Maybe it’s because he’s an adopted Londoner: Shine! winner is ‘lucky’

A Chinese student with a passion for volunteering and London life has been named the British Council’s international student of the year.

April 14, 2011

Credit: British Council

James Xi Xu, an Italian and management studies undergraduate at University College London, was one of 12 regional finalists chosen from among 1,220 entrants from 118 different countries in this year’s International Student Awards competition, known as Shine!

Mr Xu, 23, has been a volunteering officer at UCLU, the University College London students’ union. He has also encouraged other students to set up their own projects and has undertaken summer internships for the British Red Cross, and he will help the London Olympic Organising Committee select volunteers for the 2012 games.

His “letter home” describing his experiences of living and studying in the UK was judged to be the best and the most inspiring by a panel made up of representatives from the British Council, media partner Times Higher Education, and Stephanie Tiew, a previous International Student Awards winner.

Mr Xu’s letter recounts how his time in the UK had inspired his passion for the third sector and voluntary work. “I feel really lucky to have chosen London,” he writes.

The judges’ decision was announced yesterday at an awards ceremony in London. The winners and runners-up were handed their awards by TV and radio presenter Angelica Bell, British Council chief executive Martin Davidson and BBC Radio 1 DJ Nihal.

The event was attended by all the finalists, along with representatives of their universities, further and higher education colleges and schools.

Accepting a trophy and £2,000 prize, Mr Xu said: “When I came to the UK, I found volunteering is such a big thing and that has really inspired me to help other people.

“I never expected to win tonight. When I see the achievements of the other regional finalists it makes me feel humble – I am in awe of them.”

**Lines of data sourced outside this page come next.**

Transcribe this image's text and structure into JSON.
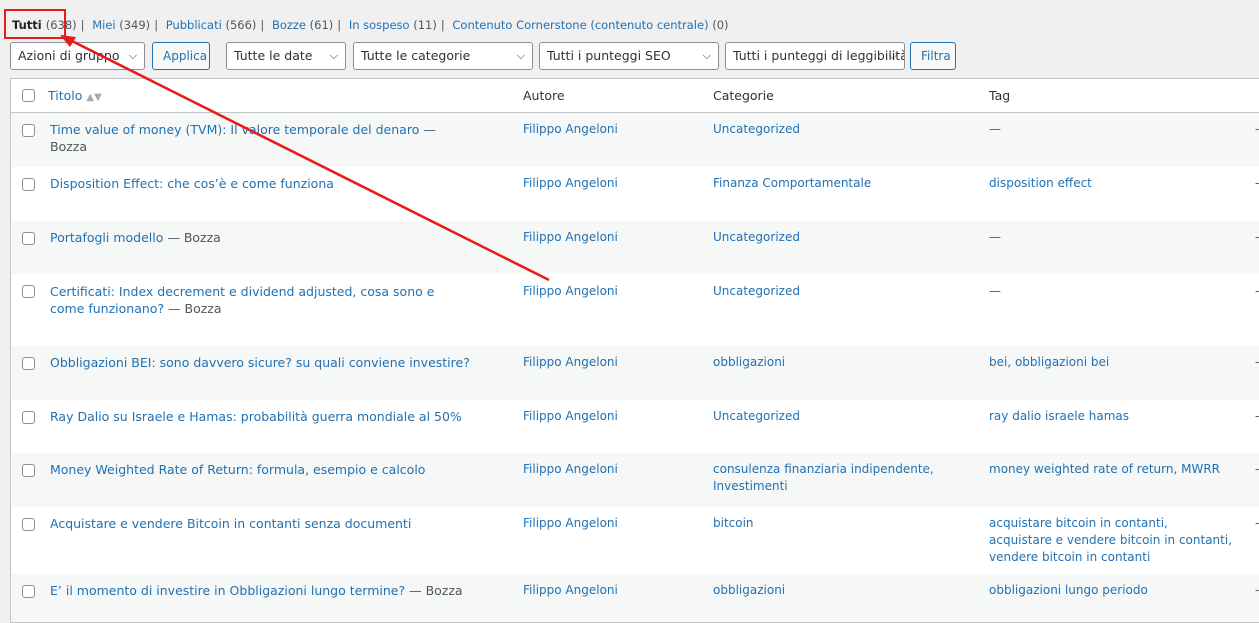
{
  "views": [
    {
      "label": "Tutti",
      "count": "(638)",
      "current": true
    },
    {
      "label": "Miei",
      "count": "(349)"
    },
    {
      "label": "Pubblicati",
      "count": "(566)"
    },
    {
      "label": "Bozze",
      "count": "(61)"
    },
    {
      "label": "In sospeso",
      "count": "(11)"
    },
    {
      "label": "Contenuto Cornerstone (contenuto centrale)",
      "count": "(0)"
    }
  ],
  "separator": "|",
  "filters": {
    "bulk_actions": "Azioni di gruppo",
    "apply": "Applica",
    "dates": "Tutte le date",
    "categories": "Tutte le categorie",
    "seo_scores": "Tutti i punteggi SEO",
    "readability_scores": "Tutti i punteggi di leggibilità",
    "filter": "Filtra"
  },
  "columns": {
    "title": "Titolo",
    "author": "Autore",
    "categories": "Categorie",
    "tags": "Tag"
  },
  "dash": "—",
  "edge_dash": "-",
  "posts": [
    {
      "title": "Time value of money (TVM): Il valore temporale del denaro",
      "state": " — Bozza",
      "author": "Filippo Angeloni",
      "categories": "Uncategorized",
      "tags": "—"
    },
    {
      "title": "Disposition Effect: che cos’è e come funziona",
      "state": "",
      "author": "Filippo Angeloni",
      "categories": "Finanza Comportamentale",
      "tags": "disposition effect"
    },
    {
      "title": "Portafogli modello",
      "state": " — Bozza",
      "author": "Filippo Angeloni",
      "categories": "Uncategorized",
      "tags": "—"
    },
    {
      "title": "Certificati: Index decrement e dividend adjusted, cosa sono e come funzionano?",
      "state": " — Bozza",
      "author": "Filippo Angeloni",
      "categories": "Uncategorized",
      "tags": "—"
    },
    {
      "title": "Obbligazioni BEI: sono davvero sicure? su quali conviene investire?",
      "state": "",
      "author": "Filippo Angeloni",
      "categories": "obbligazioni",
      "tags": "bei, obbligazioni bei"
    },
    {
      "title": "Ray Dalio su Israele e Hamas: probabilità guerra mondiale al 50%",
      "state": "",
      "author": "Filippo Angeloni",
      "categories": "Uncategorized",
      "tags": "ray dalio israele hamas"
    },
    {
      "title": "Money Weighted Rate of Return: formula, esempio e calcolo",
      "state": "",
      "author": "Filippo Angeloni",
      "categories": "consulenza finanziaria indipendente, Investimenti",
      "tags": "money weighted rate of return, MWRR"
    },
    {
      "title": "Acquistare e vendere Bitcoin in contanti senza documenti",
      "state": "",
      "author": "Filippo Angeloni",
      "categories": "bitcoin",
      "tags": "acquistare bitcoin in contanti, acquistare e vendere bitcoin in contanti, vendere bitcoin in contanti"
    },
    {
      "title": "E’ il momento di investire in Obbligazioni lungo termine?",
      "state": " — Bozza",
      "author": "Filippo Angeloni",
      "categories": "obbligazioni",
      "tags": "obbligazioni lungo periodo"
    }
  ]
}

Mr Davidson said Mr Xu had “immersed himself in life in the UK and has made a huge contribution not just to his university but to the wider community”.

You've reached your article limit.

Register to continue

Registration is free and only takes a moment. Once registered you can read a total of 3 articles each month, plus:

  • Sign up for the editor's highlights
  • Receive World University Rankings news first
  • Get job alerts, shortlist jobs and save job searches
  • Participate in reader discussions and post comments

Have your say

Log in or register to post comments

Featured Jobs

Assistant Recruitment - Human Resources Office

University Of Nottingham Ningbo China

Outreach Officer

Gsm London

Professorship in Geomatics

Norwegian University Of Science & Technology -ntnu

Professor of European History

Newcastle University

Head of Department

University Of Chichester
See all jobs

Most Commented

men in office with feet on desk. Vintage

Three-quarters of respondents are dissatisfied with the people running their institutions

A face made of numbers looks over a university campus

From personalising tuition to performance management, the use of data is increasingly driving how institutions operate

students use laptops

Researchers say students who use computers score half a grade lower than those who write notes

Canal houses, Amsterdam, Netherlands

All three of England’s for-profit universities owned in Netherlands

As the country succeeds in attracting even more students from overseas, a mixture of demographics, ‘soft power’ concerns and local politics help explain its policy